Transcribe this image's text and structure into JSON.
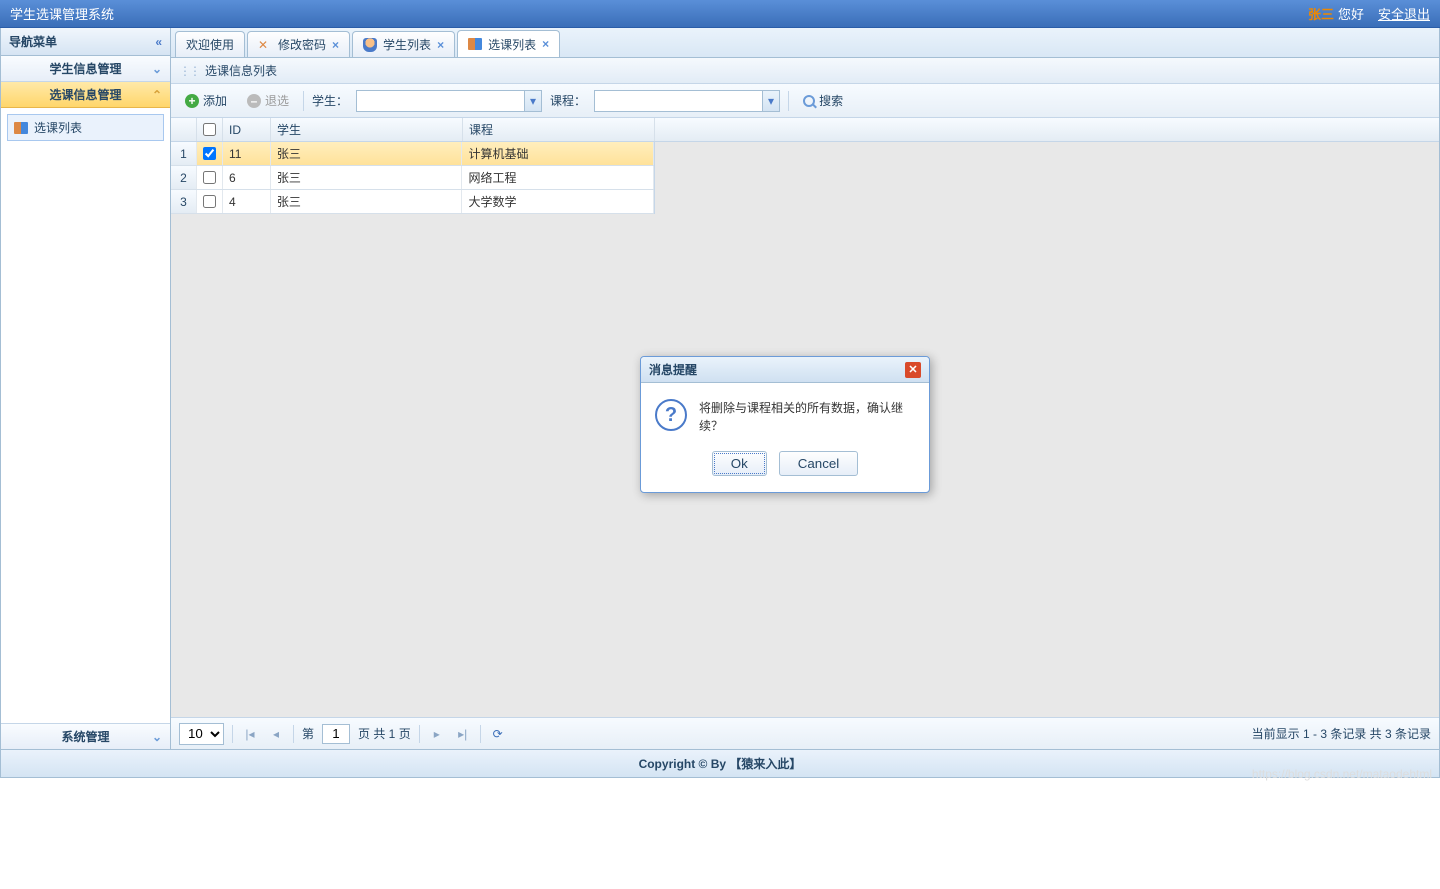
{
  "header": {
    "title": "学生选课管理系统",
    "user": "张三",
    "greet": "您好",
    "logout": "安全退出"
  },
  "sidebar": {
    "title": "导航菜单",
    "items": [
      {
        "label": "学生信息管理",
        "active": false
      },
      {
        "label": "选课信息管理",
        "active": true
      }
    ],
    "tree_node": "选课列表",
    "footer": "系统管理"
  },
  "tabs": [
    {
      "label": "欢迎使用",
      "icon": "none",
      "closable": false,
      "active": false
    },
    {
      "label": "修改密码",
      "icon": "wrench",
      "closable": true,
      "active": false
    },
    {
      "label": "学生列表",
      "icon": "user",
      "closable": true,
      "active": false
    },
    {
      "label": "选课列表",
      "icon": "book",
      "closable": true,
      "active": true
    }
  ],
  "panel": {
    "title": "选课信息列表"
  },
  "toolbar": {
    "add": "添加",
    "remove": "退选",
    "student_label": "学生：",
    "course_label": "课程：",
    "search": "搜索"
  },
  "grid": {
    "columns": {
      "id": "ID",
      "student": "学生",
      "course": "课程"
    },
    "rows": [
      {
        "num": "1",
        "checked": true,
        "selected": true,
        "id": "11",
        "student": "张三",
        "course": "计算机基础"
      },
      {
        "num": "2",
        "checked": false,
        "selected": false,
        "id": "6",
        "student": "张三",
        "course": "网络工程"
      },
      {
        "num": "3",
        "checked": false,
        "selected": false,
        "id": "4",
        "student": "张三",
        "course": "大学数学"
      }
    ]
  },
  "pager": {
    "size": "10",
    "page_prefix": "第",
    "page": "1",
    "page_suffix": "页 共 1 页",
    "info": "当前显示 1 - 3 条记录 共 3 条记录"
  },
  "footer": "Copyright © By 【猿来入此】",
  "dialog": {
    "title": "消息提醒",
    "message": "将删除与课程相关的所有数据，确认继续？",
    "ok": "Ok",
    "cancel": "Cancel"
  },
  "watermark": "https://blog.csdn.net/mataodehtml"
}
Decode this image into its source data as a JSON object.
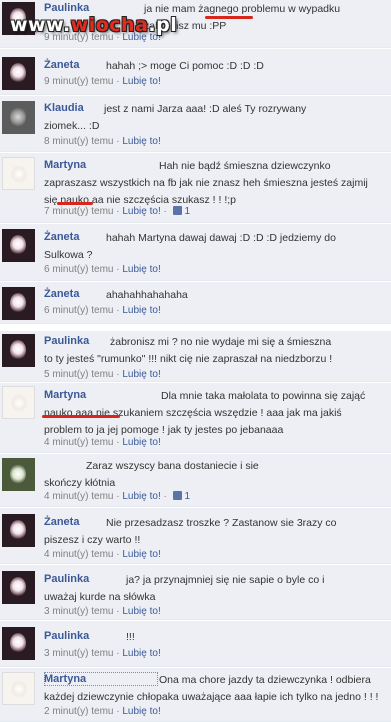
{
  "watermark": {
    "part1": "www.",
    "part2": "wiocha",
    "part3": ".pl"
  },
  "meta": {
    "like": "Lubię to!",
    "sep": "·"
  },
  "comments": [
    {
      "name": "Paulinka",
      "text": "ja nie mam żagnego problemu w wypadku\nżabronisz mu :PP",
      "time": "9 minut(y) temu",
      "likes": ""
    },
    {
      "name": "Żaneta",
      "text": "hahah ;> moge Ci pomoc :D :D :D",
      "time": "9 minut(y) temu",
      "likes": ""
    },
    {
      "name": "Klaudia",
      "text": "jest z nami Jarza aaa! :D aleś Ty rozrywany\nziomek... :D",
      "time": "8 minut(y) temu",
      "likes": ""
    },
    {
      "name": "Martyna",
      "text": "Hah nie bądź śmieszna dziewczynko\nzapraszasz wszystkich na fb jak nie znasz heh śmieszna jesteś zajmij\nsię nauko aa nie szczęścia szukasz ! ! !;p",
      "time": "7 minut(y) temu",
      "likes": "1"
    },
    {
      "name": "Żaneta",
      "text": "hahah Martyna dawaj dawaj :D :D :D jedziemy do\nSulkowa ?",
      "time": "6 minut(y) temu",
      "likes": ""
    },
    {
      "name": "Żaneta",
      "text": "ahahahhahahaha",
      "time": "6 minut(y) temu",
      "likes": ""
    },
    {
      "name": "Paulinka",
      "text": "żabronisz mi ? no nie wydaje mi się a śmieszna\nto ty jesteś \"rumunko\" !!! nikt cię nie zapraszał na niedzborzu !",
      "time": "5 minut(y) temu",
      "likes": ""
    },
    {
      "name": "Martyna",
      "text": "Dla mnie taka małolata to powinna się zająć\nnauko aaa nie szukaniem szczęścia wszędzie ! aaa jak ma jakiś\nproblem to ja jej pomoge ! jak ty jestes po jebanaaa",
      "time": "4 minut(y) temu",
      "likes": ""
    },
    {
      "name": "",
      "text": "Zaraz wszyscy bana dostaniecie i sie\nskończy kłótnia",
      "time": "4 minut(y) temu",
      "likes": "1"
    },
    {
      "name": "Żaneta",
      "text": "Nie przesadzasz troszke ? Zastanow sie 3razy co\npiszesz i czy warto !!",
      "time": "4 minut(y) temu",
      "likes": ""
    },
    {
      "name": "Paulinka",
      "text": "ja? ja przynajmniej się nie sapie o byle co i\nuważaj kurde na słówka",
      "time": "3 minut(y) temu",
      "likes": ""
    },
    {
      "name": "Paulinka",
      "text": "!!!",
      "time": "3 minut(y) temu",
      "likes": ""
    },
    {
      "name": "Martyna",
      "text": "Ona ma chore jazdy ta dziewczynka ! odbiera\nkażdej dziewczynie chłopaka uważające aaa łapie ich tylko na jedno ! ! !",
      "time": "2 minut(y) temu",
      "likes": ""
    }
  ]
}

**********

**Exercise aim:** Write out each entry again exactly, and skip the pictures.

**Result of this exercise:**
Transcribe this image's text and structure into JSON.
{
  "header": {
    "title": "学生选课管理系统",
    "user": "张三",
    "greet": "您好",
    "logout": "安全退出"
  },
  "sidebar": {
    "title": "导航菜单",
    "items": [
      {
        "label": "学生信息管理",
        "active": false
      },
      {
        "label": "选课信息管理",
        "active": true
      }
    ],
    "tree_node": "选课列表",
    "footer": "系统管理"
  },
  "tabs": [
    {
      "label": "欢迎使用",
      "icon": "none",
      "closable": false,
      "active": false
    },
    {
      "label": "修改密码",
      "icon": "wrench",
      "closable": true,
      "active": false
    },
    {
      "label": "学生列表",
      "icon": "user",
      "closable": true,
      "active": false
    },
    {
      "label": "选课列表",
      "icon": "book",
      "closable": true,
      "active": true
    }
  ],
  "panel": {
    "title": "选课信息列表"
  },
  "toolbar": {
    "add": "添加",
    "remove": "退选",
    "student_label": "学生：",
    "course_label": "课程：",
    "search": "搜索"
  },
  "grid": {
    "columns": {
      "id": "ID",
      "student": "学生",
      "course": "课程"
    },
    "rows": [
      {
        "num": "1",
        "checked": true,
        "selected": true,
        "id": "11",
        "student": "张三",
        "course": "计算机基础"
      },
      {
        "num": "2",
        "checked": false,
        "selected": false,
        "id": "6",
        "student": "张三",
        "course": "网络工程"
      },
      {
        "num": "3",
        "checked": false,
        "selected": false,
        "id": "4",
        "student": "张三",
        "course": "大学数学"
      }
    ]
  },
  "pager": {
    "size": "10",
    "page_prefix": "第",
    "page": "1",
    "page_suffix": "页 共 1 页",
    "info": "当前显示 1 - 3 条记录 共 3 条记录"
  },
  "footer": "Copyright © By 【猿来入此】",
  "dialog": {
    "title": "消息提醒",
    "message": "将删除与课程相关的所有数据，确认继续？",
    "ok": "Ok",
    "cancel": "Cancel"
  },
  "watermark": "https://blog.csdn.net/mataodehtml"
}
Decode this image into its source data as a JSON object.
{
  "watermark": {
    "part1": "www.",
    "part2": "wiocha",
    "part3": ".pl"
  },
  "meta": {
    "like": "Lubię to!",
    "sep": "·"
  },
  "comments": [
    {
      "name": "Paulinka",
      "text": "ja nie mam żagnego problemu w wypadku\nżabronisz mu :PP",
      "time": "9 minut(y) temu",
      "likes": ""
    },
    {
      "name": "Żaneta",
      "text": "hahah ;> moge Ci pomoc :D :D :D",
      "time": "9 minut(y) temu",
      "likes": ""
    },
    {
      "name": "Klaudia",
      "text": "jest z nami Jarza aaa! :D aleś Ty rozrywany\nziomek... :D",
      "time": "8 minut(y) temu",
      "likes": ""
    },
    {
      "name": "Martyna",
      "text": "Hah nie bądź śmieszna dziewczynko\nzapraszasz wszystkich na fb jak nie znasz heh śmieszna jesteś zajmij\nsię nauko aa nie szczęścia szukasz ! ! !;p",
      "time": "7 minut(y) temu",
      "likes": "1"
    },
    {
      "name": "Żaneta",
      "text": "hahah Martyna dawaj dawaj :D :D :D jedziemy do\nSulkowa ?",
      "time": "6 minut(y) temu",
      "likes": ""
    },
    {
      "name": "Żaneta",
      "text": "ahahahhahahaha",
      "time": "6 minut(y) temu",
      "likes": ""
    },
    {
      "name": "Paulinka",
      "text": "żabronisz mi ? no nie wydaje mi się a śmieszna\nto ty jesteś \"rumunko\" !!! nikt cię nie zapraszał na niedzborzu !",
      "time": "5 minut(y) temu",
      "likes": ""
    },
    {
      "name": "Martyna",
      "text": "Dla mnie taka małolata to powinna się zająć\nnauko aaa nie szukaniem szczęścia wszędzie ! aaa jak ma jakiś\nproblem to ja jej pomoge ! jak ty jestes po jebanaaa",
      "time": "4 minut(y) temu",
      "likes": ""
    },
    {
      "name": "",
      "text": "Zaraz wszyscy bana dostaniecie i sie\nskończy kłótnia",
      "time": "4 minut(y) temu",
      "likes": "1"
    },
    {
      "name": "Żaneta",
      "text": "Nie przesadzasz troszke ? Zastanow sie 3razy co\npiszesz i czy warto !!",
      "time": "4 minut(y) temu",
      "likes": ""
    },
    {
      "name": "Paulinka",
      "text": "ja? ja przynajmniej się nie sapie o byle co i\nuważaj kurde na słówka",
      "time": "3 minut(y) temu",
      "likes": ""
    },
    {
      "name": "Paulinka",
      "text": "!!!",
      "time": "3 minut(y) temu",
      "likes": ""
    },
    {
      "name": "Martyna",
      "text": "Ona ma chore jazdy ta dziewczynka ! odbiera\nkażdej dziewczynie chłopaka uważające aaa łapie ich tylko na jedno ! ! !",
      "time": "2 minut(y) temu",
      "likes": ""
    }
  ]
}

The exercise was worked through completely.